Momentum Shifts in Fight to Fire Bad Teachers

Thank you, Gov. Jerry Brown.

The governor on Thursday sided with California parents seeking to protect their children from sexual predators in the classroom, over the interests of the California Teachers Association and the California Federation of Teachers seeking to protect their members by circumventing and defeating the most significant lawsuit – Vergara vs. California – challenging California statutes – including teacher dismissal laws – impeding educational opportunities for children but arduously protected by CTA and CFT.

The governor vetoed Assembly Bill 375.

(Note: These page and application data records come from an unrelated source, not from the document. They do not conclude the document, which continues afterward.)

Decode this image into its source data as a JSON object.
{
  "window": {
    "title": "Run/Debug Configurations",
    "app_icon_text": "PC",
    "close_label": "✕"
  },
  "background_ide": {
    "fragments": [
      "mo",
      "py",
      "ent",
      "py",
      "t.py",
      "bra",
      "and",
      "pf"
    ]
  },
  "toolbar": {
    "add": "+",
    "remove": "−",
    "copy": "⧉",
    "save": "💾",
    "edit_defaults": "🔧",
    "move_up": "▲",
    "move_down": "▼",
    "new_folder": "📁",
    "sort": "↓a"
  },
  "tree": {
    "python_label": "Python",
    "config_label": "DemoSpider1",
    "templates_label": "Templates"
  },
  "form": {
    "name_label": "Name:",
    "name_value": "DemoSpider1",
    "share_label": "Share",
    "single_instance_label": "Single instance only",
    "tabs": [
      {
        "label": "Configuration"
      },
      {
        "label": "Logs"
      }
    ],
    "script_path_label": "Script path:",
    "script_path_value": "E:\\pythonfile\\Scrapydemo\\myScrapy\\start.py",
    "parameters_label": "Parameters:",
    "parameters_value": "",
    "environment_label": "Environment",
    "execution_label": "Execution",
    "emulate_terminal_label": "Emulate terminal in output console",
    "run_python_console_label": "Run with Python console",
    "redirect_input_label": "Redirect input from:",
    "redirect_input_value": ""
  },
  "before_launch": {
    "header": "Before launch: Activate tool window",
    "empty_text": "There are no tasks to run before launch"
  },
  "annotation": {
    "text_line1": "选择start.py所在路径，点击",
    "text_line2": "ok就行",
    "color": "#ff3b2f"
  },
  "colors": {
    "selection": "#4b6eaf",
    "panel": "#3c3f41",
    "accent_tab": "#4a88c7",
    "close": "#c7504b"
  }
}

AB375, by Democratic Assembly Education Committee Chairwoman Joan Buchanan, intended, ostensibly, to streamline the process by which bad teachers can be dismissed. It was hastily introduced this session after a stronger bill had been killed last year at the behest of the CTA. Following a public outcry over that bill’s demise, even CTA understood the need for damage control, given sex abuse scandals involving teachers in the state’s largest school district, Los Angeles Unified. Faced with a practical inability to fire bad teachers, LAUSD officials resorted to paying them to go away – including paying millions to settle misconduct lawsuits.

From the start, AB375 was a “Rosemary’s Baby” bill: ghostwritten by the CTA, replete with protections for its members at the expense of children. It contained a “get out of jail free” card that limited the timeframe for adjudicating misconduct cases. It created new layers of protections for teachers in a process already stacked in their favor. It even limited the number of witnesses who could be deposed.

In sum, it was a phony “reform” bill. But, given the intervention of Democratic legislative leaders, it was fast-tracked to the governor’s desk with the expectation that he would simply sign it.

Then, while the bill was still pending with the governor, proponents committed a major miscalculation in assuming the governor was in their pocket. The teachers unions – supported by California Attorney General Kamala Harris and other state officials – filed motions in Los Angeles Superior Court to immediately dismiss the Vergara lawsuit. Trial is scheduled for 2014.

Shame on them, for nothing less than political malfeasance.

But this time, their chutzpah backfired, thanks to the rag tag army of parents, education reformers, administrators and school board members who called upon the governor to veto the bill. The governor – who had already signed AB484 – another flawed bill favored by the unions – refused to sign AB375.

Now what? Existing law on teacher dismissals must still be changed, but power has shifted to reformers seeking protections for children. When the Legislature reconvenes in January, it will mark a rare opportunity to see an emboldened alignment of reform forces willing to take on the fight in virtually every branch of government: a legislative strategy will be launched anew – but one that cannot be beholden to merely protecting bad teachers, as was AB375.

This legislative battle will unfold during an election cycle, when the public can clearly see the flow of money and whether legislators are looking out for kids rather than their campaign coffers.

Judicially, the Vergara case will proceed, signaling that parents are increasingly turning to this key branch of government to remedy the persistent failures of the Legislature to write bills that benefit families – rather than lawmakers’ financial benefactors.

And, finally, 2014 affords the people a chance to launch our own ballot initiative to write protections for our children, who are – as stated in our state Constitution – guaranteed safety. The simultaneous launching of an initiative can be a powerful political tool to hold legislators accountable to do the right thing.

Rarely, is there such an alignment of “the stars” in the political process.

Romero, a Los Angeles resident, served in the California Legislature from 1998 to 2008, the last seven years as Senate majority leader. This article originally appeared in the Orange County Register and is republished here with permission.